Colorful Cars Stock. Cars For Sale. Dealer Lot Cars Row.
Both General Motors and Chrysler released restructuring plans to the U.S. government that included a total of 50,000 layoffs, but an analyst and labour leader say the companies’ Canadian operations could emerge relatively unscathed from the latest round of cuts.
GM (NYSE: GM) said it plans to reduce its global workforce by 47,000 employees in 2009, 26,000 of which will come from outside the United States.
But Tony Faria, an auto industry specialist at the University of Windsor, said it’s likely those numbers include GM’s previously announced closure of its truck plant in Oshawa, Ont. this spring, and its transmission plant in Windsor, Ont, next year, costing a total of approximately 4,000 Canadian jobs.
“Beyond that, I don’t really see anything further in Canada,” Faria said.
GM employs approximately 5,400 hourly employees at its two car plants in Oshawa, and confirmed in its restructuring announcement late Tuesday that it still plans to begin manufacturing the new Chevrolet Camaro there this year.
It also said it plans to begin production of the Chevrolet Equinox at the joint-venture GM-Suzuki CAMI plant in Ingersoll, Ont., in 2009
“I think the Oshawa car plant, which is highly productive and making some good vehicles, could temporarily lose some jobs due to inventory adjustments, but I don’t think Oshawa will permanently lose any jobs unless there’s real difficulty reaching concession agreements with the (Canadian Auto Workers union),” Faria said.
“Fairly recently, GM invested a lot of money in Oshawa to make it one of their most flexible and up-to-date plants, and that’s another hopefully strong reason that GM will continue production there,” he added.
CAW president Ken Lewenza said he believes GM has already cut as much as it can in Canada, with cuts to assembly and parts operations in earlier restructurings of the automaker’s North American operations.
“The reality is, General Motors in Canada has already restructured from our perspective to the bare minimum,” Lewenza said in an interview Wednesday.
The CAW is preparing for concession talks with the Canadian divisions of the Detroit Three carmakers â€“ GM, Ford and Chrysler â€“ and says it will open its contracts signed last year to ensure Canadian labour costs are competitive with U.S. costs.
The CAW has already agreed to a three-year wage freeze in Canada that will save the auto companies $900 million in wages to 2011, or $300 million a year.

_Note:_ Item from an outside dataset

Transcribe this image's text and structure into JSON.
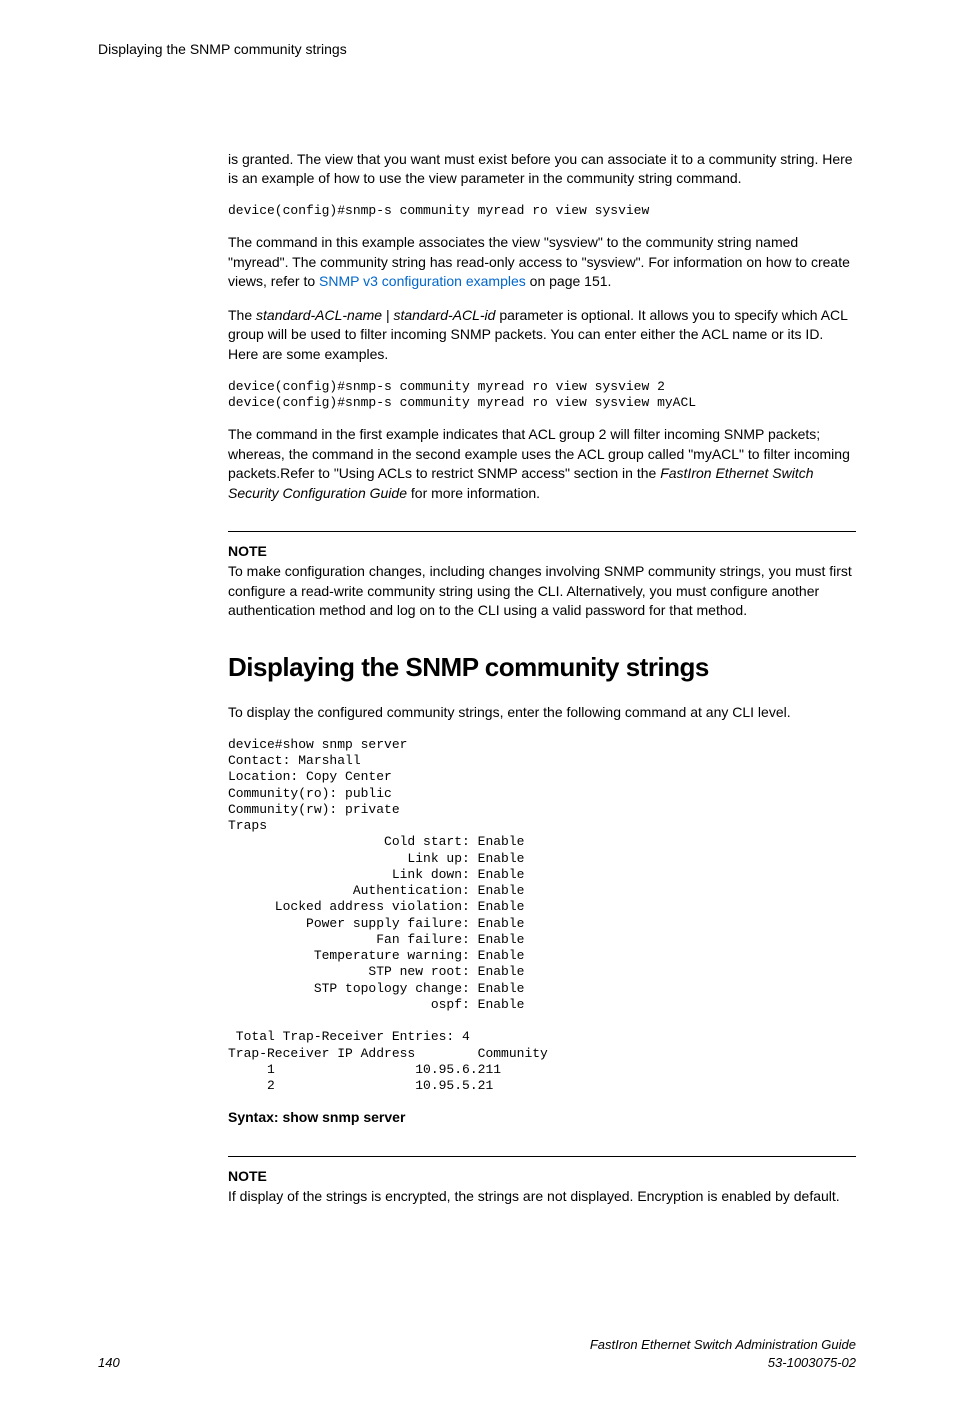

The union will likely come under pressure to provide more concessions since the United Auto Workers’ deal with Detroit’s three automakers limits overtime, changes work rules, cuts lump-sum cash bonuses and gets rid of cost-of-living pay raises to help reduce the companies’ labour costs.
Chrysler said Tuesday it plans to pare 3,000 U.S. jobs. Chrysler chairman and CEO Bob Nardelli said the 3,000 job cuts won’t impact the automaker’s Canadian operations directly, but he implied that he expects proportionate cuts north of the border.
GM employs about 19,000 people in Canada, mainly in southern Ontario. Chrysler employs about 10,000 workers at assembly and parts plants in Windsor and in the Toronto area, where a streamlining announced two years ago will pare the workforce to about 8,400.
The two companies’ Canadian divisions will release their restructuring plans to the federal and Ontario governments this Friday so they can tap into C$4 billion in aid. That amounts to about 20 per cent of the U.S. aid package in the hopes that the Canadian industry will be able to maintain its 20 per cent share of the companies’ North American production.
GM and Chrysler said Tuesday they will seek billions more in U.S. government loans than they predicted just two months ago, and Ontario Premier Dalton McGuinty said Wednesday he expects the companies to ask Ontario for more aid money as well.
The Canadian auto industry lost approximately 13,000 jobs in 2008 and experts say it faces another 15,000 jobs lost this year as parts makers scale back output as the vehicle companies cut the number of cars and trucks they assemble to cope with a slump in demand from consumers.